When preparing for hunting season, hunters understandably have their sights set on wild game, but Central Alabama Electric Cooperative (CAEC) also urges hunters to be aware of and take precautions around potential electrical hazards.
In a state dominated by hardwood hollows and pine thickets, wildlife can often be easily seen along rights of way. For landowners and their guests, this wildlife activity and low cover provide unique and fruitful hunting experiences that can be enjoyed by both seasoned and first-time hunters. But like any other hunting scenario, caution must be taken in these areas, and additional precautions are necessary when hunting near power lines. When engaging in dove hunting, avoid shooting any birds that land on power lines.
In many cases, landowners should place hunting structures along the edge of rights of way and maintain at least 15 feet from existing structures on the cooperative’s lines. On transmission rights of ways (tall high voltage lines) more distance is required. Contacting the owner of the lines can determine safe placement of structures.
To ensure that rights of way remain safe for property owners and to provide access for proper operation and maintenance of lines, the following structures, even if temporary, are prohibited and are subject to immediate removal or relocation:
- Any structure attached to a transmission tower or power pole.
- A structure blocking access or located too close to facilities.
- Structures underneath high-voltage lines.

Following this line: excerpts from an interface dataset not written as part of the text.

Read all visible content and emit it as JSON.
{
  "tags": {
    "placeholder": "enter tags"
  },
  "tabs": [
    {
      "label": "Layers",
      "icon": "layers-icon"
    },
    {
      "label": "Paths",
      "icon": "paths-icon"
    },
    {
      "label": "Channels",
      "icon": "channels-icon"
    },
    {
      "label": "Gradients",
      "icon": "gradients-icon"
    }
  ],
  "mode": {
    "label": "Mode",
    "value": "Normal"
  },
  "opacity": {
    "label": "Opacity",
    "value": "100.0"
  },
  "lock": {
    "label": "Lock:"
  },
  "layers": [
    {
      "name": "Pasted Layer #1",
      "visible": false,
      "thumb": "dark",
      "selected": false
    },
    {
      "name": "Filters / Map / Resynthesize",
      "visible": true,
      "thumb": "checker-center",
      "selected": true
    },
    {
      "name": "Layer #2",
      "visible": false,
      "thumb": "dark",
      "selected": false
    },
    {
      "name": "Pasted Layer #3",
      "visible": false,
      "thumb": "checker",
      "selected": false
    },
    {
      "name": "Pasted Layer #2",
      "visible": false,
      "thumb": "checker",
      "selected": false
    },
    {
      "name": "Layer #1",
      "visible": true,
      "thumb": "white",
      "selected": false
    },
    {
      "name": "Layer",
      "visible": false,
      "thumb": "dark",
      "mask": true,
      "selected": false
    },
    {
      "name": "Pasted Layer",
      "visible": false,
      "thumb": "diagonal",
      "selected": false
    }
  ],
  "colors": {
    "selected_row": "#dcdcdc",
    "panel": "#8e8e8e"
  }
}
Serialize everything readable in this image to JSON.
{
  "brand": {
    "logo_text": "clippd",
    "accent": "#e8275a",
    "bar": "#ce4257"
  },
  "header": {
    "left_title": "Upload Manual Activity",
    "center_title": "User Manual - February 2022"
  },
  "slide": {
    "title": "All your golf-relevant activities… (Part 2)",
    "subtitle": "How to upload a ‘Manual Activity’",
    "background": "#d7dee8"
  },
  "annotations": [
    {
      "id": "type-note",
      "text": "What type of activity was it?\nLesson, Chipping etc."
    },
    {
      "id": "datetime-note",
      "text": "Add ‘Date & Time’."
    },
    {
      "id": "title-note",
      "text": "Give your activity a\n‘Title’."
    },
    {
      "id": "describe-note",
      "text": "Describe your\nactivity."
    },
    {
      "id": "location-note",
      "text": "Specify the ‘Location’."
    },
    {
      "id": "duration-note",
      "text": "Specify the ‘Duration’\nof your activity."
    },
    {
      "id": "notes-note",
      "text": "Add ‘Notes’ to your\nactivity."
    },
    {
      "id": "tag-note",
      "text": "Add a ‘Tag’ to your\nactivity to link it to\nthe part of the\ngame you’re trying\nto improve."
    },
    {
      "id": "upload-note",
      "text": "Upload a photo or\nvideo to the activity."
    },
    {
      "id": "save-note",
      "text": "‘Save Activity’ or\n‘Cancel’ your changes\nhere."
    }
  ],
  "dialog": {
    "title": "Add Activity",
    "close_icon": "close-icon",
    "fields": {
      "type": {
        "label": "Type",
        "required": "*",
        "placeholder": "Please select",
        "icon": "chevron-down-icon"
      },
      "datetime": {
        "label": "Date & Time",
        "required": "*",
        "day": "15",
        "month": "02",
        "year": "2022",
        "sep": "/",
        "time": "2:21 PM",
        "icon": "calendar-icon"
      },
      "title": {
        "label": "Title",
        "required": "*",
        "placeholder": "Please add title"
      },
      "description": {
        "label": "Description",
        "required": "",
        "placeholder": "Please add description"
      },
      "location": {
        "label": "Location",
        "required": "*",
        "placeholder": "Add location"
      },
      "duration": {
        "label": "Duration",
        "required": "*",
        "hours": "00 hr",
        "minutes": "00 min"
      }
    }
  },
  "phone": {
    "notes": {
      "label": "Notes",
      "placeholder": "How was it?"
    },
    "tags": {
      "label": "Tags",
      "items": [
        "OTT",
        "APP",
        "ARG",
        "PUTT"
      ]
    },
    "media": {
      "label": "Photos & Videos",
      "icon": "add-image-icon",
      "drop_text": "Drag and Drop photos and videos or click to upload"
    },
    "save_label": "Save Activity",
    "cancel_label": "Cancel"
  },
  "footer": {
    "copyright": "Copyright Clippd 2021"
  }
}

Take note of the location of power lines and other electrical equipment before you begin a hunt. Be especially careful and observant in wooded areas where power lines are easy to overlook.